# LISTED ENTRIES:
== == ==
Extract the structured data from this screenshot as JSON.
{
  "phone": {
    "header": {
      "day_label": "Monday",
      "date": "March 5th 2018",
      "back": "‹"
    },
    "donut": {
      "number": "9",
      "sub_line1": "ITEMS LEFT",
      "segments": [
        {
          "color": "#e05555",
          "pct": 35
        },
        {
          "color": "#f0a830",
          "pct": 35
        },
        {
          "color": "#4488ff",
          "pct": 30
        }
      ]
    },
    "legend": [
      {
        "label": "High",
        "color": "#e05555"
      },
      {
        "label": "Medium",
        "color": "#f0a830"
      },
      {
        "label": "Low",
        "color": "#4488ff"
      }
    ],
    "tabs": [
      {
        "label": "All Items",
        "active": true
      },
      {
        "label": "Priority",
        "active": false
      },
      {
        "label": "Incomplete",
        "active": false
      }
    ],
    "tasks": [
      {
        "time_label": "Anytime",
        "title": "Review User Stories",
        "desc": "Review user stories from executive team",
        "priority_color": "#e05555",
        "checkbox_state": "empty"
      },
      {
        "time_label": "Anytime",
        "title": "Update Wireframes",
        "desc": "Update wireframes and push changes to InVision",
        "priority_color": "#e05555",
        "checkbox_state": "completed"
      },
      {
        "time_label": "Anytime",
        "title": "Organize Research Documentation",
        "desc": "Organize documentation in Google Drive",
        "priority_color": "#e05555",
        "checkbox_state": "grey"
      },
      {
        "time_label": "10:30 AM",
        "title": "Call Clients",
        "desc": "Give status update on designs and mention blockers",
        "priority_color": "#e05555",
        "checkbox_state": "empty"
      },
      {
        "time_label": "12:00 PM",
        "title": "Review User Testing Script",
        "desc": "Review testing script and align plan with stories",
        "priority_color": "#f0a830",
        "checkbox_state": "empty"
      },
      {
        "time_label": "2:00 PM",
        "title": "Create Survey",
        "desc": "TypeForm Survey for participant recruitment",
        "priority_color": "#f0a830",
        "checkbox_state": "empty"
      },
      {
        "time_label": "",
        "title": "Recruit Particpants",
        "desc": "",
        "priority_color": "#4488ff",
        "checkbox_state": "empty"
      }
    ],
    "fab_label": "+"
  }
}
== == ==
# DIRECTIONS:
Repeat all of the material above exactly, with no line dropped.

# SOLUTION FOR THIS TASK:
Extract the structured data from this screenshot as JSON.
{
  "phone": {
    "header": {
      "day_label": "Monday",
      "date": "March 5th 2018",
      "back": "‹"
    },
    "donut": {
      "number": "9",
      "sub_line1": "ITEMS LEFT",
      "segments": [
        {
          "color": "#e05555",
          "pct": 35
        },
        {
          "color": "#f0a830",
          "pct": 35
        },
        {
          "color": "#4488ff",
          "pct": 30
        }
      ]
    },
    "legend": [
      {
        "label": "High",
        "color": "#e05555"
      },
      {
        "label": "Medium",
        "color": "#f0a830"
      },
      {
        "label": "Low",
        "color": "#4488ff"
      }
    ],
    "tabs": [
      {
        "label": "All Items",
        "active": true
      },
      {
        "label": "Priority",
        "active": false
      },
      {
        "label": "Incomplete",
        "active": false
      }
    ],
    "tasks": [
      {
        "time_label": "Anytime",
        "title": "Review User Stories",
        "desc": "Review user stories from executive team",
        "priority_color": "#e05555",
        "checkbox_state": "empty"
      },
      {
        "time_label": "Anytime",
        "title": "Update Wireframes",
        "desc": "Update wireframes and push changes to InVision",
        "priority_color": "#e05555",
        "checkbox_state": "completed"
      },
      {
        "time_label": "Anytime",
        "title": "Organize Research Documentation",
        "desc": "Organize documentation in Google Drive",
        "priority_color": "#e05555",
        "checkbox_state": "grey"
      },
      {
        "time_label": "10:30 AM",
        "title": "Call Clients",
        "desc": "Give status update on designs and mention blockers",
        "priority_color": "#e05555",
        "checkbox_state": "empty"
      },
      {
        "time_label": "12:00 PM",
        "title": "Review User Testing Script",
        "desc": "Review testing script and align plan with stories",
        "priority_color": "#f0a830",
        "checkbox_state": "empty"
      },
      {
        "time_label": "2:00 PM",
        "title": "Create Survey",
        "desc": "TypeForm Survey for participant recruitment",
        "priority_color": "#f0a830",
        "checkbox_state": "empty"
      },
      {
        "time_label": "",
        "title": "Recruit Particpants",
        "desc": "",
        "priority_color": "#4488ff",
        "checkbox_state": "empty"
      }
    ],
    "fab_label": "+"
  }
}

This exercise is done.